Contrary to the husband of Madame de Montespan, who pretended she had died and made things difficult for Louis XIV, the Prince de Soubise saw the on-off interest Louis XIV had for his wife as a chance to gain importance and wealth. In 1669, the bedding rumours were followed by bastard rumours as Anne gave birth to a son shortly after. These rumours vanished as quickly as they appeared, but they seem to have been the source of an idea for the Prince de Soubise.
If the King has an interest in his wife, he may go ahead with whatever he intends to do with her… if then a child was born, even better. The King, for the sake of the child, would remain kind to the mother in case the affair came to an end… and the husband, if he proved to be no trouble, may expect some money for his silence.
It is not clear whether he actively shoved his wife into the direction of the King, but Anne, being pregnant, became dame du palais to Marie-Thérèse in January the following year. Five months later she gave birth a son.
Her husband claimed said son, Armand-Gaston-Maximilien de Rohan, as his own, while it was widely speculated that it was actually a royal-bastard. “In consideration of his services“, the Prince received quite a bit of money from Louis XIV. This son, although never acknowledged by Louis XIV and claimed as his own by the Prince, received plenty of support from the King during the years and was made Grand Almoner de France in 1713. In first, there was not much of a similarity between Louis and the boy, but as he grew older the Bourbon features were hard to deny.
The affair of the Princesse de Soubise and Louis XIV continued in a sort of on and off for the next two years. As Madame de Montespan spent some time away from court to “take the waters” in the summer of 1676, Anne was again at the King’s side. In first he was fascinated by her beauty, then by her spirit, but Anne turned cold and calculating over the years. She became more and more attached to possessions and what she could gain.
Thanks to Madame de Sevigne’s letters, we know how the Princesse de Soubise signalled Louis XIV that she was available for a secret rendezvous. Whenever her husband was away for an evening, Anne wore large emerald earrings when attending the King’s dinner or supper.
While the affair lasted, Anne was of course on Madame de Montespan’s list of people she wanted to get rid of. She tried her very best to bad-talk her and, since Anne was often in delicate health, Montespan nicknamed her a pomme gâtée au-dedans. In the end, like many others before and after her, Anne fell victim to Louis XIV’s fickle moods. The Sun King had always more than one love interest. Next to the Princesse and Madame de Montespan, there was also Madame de Ludres and various others he turned to. She was simply not able to hold his interest. Louis was torn between all these women and whenever one fell out of favour, a younger and more beautiful one was eager to take the place. Louis’ on off affair with Anne continued until she lost her incisors, reportedly during childbirth. The King could not look at her anymore afterwards.

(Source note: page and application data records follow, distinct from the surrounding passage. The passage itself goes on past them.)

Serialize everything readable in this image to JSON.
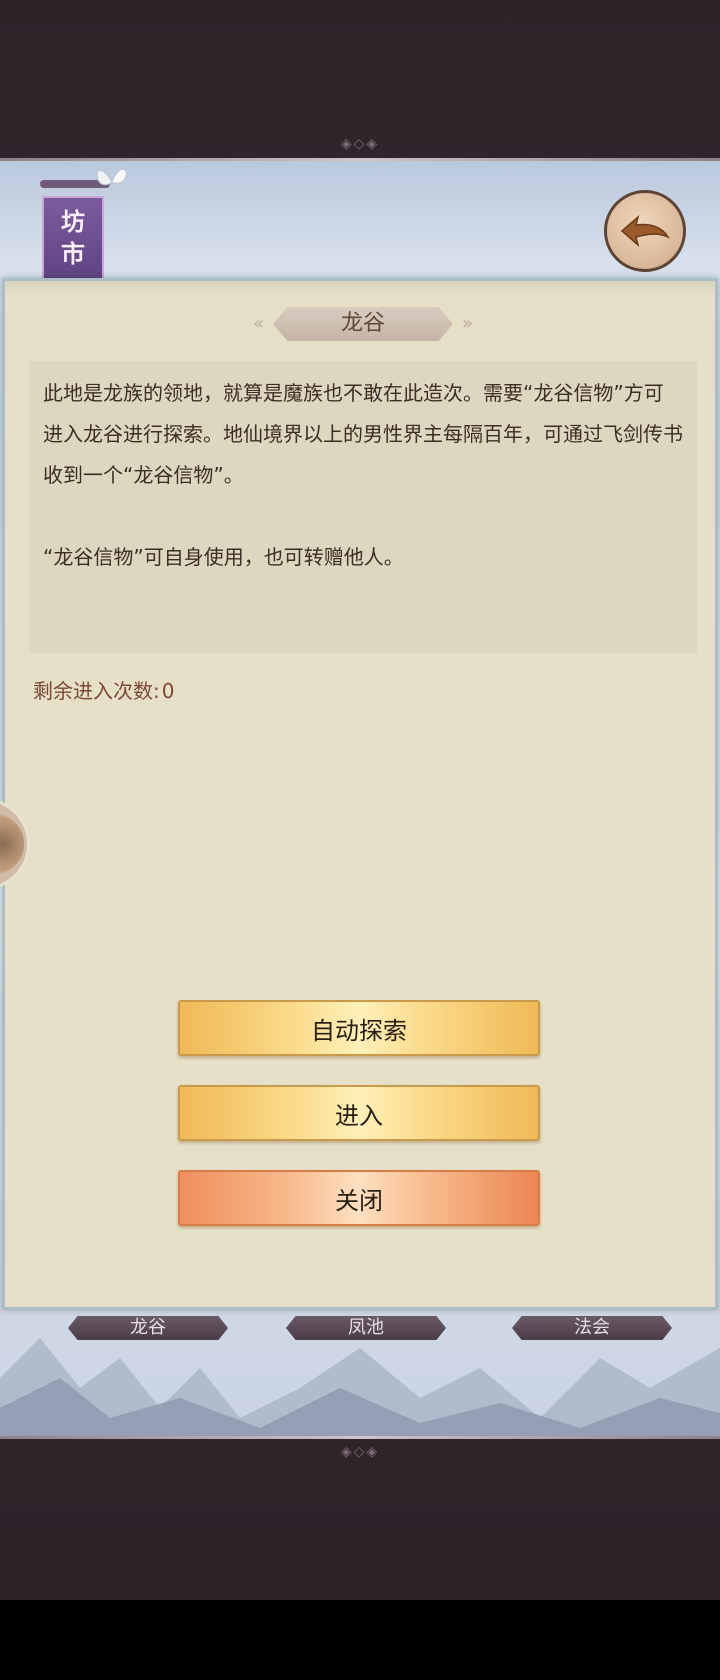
{
  "banner": {
    "line1": "坊",
    "line2": "市"
  },
  "dialog": {
    "title": "龙谷",
    "description_1": "此地是龙族的领地，就算是魔族也不敢在此造次。需要“龙谷信物”方可进入龙谷进行探索。地仙境界以上的男性界主每隔百年，可通过飞剑传书收到一个“龙谷信物”。",
    "description_2": "“龙谷信物”可自身使用，也可转赠他人。",
    "remaining_label": "剩余进入次数:",
    "remaining_value": "0",
    "buttons": {
      "auto_explore": "自动探索",
      "enter": "进入",
      "close": "关闭"
    }
  },
  "tabs": [
    "龙谷",
    "凤池",
    "法会"
  ],
  "colors": {
    "panel_bg": "#e6e0c8",
    "button_gold": "#f5c86a",
    "button_orange": "#f2a070",
    "banner_purple": "#6a4e8e"
  },
  "icons": {
    "back": "back-arrow-icon",
    "side_handle": "side-menu-handle-icon"
  }
}
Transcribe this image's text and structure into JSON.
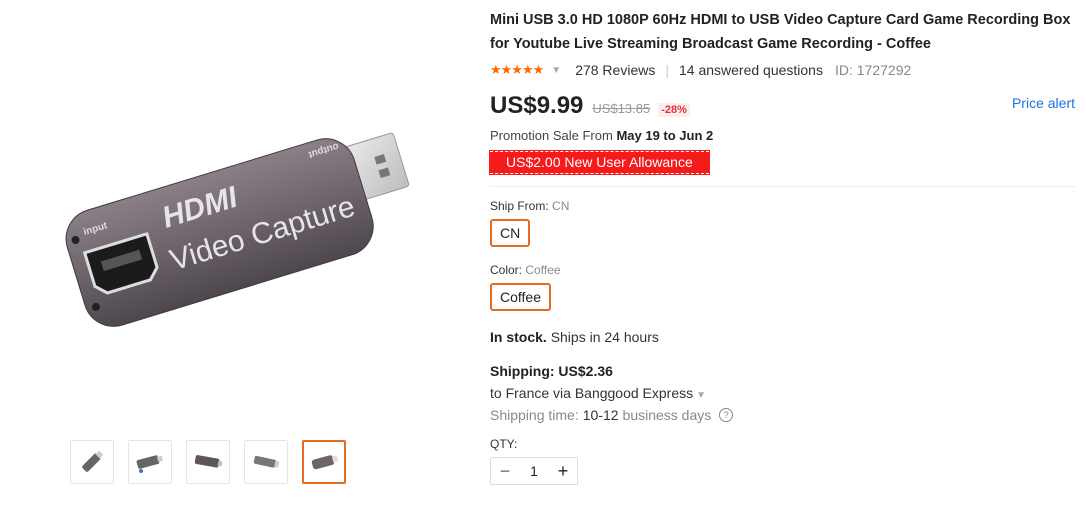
{
  "product": {
    "title_line1": "Mini USB 3.0 HD 1080P 60Hz HDMI to USB Video Capture Card Game Recording Box",
    "title_line2": "for Youtube Live Streaming Broadcast Game Recording - Coffee",
    "stars": "★★★★★",
    "reviews": "278 Reviews",
    "questions": "14 answered questions",
    "id_text": "ID: 1727292"
  },
  "image": {
    "label_hdmi": "HDMI",
    "label_video_capture": "Video Capture",
    "label_input": "input",
    "label_output": "output"
  },
  "thumbnails": [
    {
      "name": "thumb-1",
      "active": false
    },
    {
      "name": "thumb-2",
      "active": false
    },
    {
      "name": "thumb-3",
      "active": false
    },
    {
      "name": "thumb-4",
      "active": false
    },
    {
      "name": "thumb-5",
      "active": true
    }
  ],
  "pricing": {
    "price": "US$9.99",
    "old_price": "US$13.85",
    "discount": "-28%",
    "price_alert": "Price alert",
    "promo_prefix": "Promotion Sale From",
    "promo_dates": "May 19 to Jun 2",
    "allowance": "US$2.00 New User Allowance"
  },
  "options": {
    "ship_from_label": "Ship From:",
    "ship_from_value": "CN",
    "ship_from_button": "CN",
    "color_label": "Color:",
    "color_value": "Coffee",
    "color_button": "Coffee"
  },
  "stock": {
    "status": "In stock.",
    "detail": "Ships in 24 hours"
  },
  "shipping": {
    "title": "Shipping: US$2.36",
    "to": "to France via Banggood Express",
    "time_label": "Shipping time:",
    "time_value": "10-12",
    "time_unit": "business days"
  },
  "quantity": {
    "label": "QTY:",
    "value": "1",
    "minus": "−",
    "plus": "+"
  },
  "colors": {
    "accent": "#e86a1f",
    "star": "#ff6a00",
    "allowance_bg": "#f51b1b",
    "link": "#1a73e8"
  }
}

Anne spent the rest of her life in relative comfort, either at court or her Parisian home. She died there, aged sixty, on 4 February 1709 due to a cold.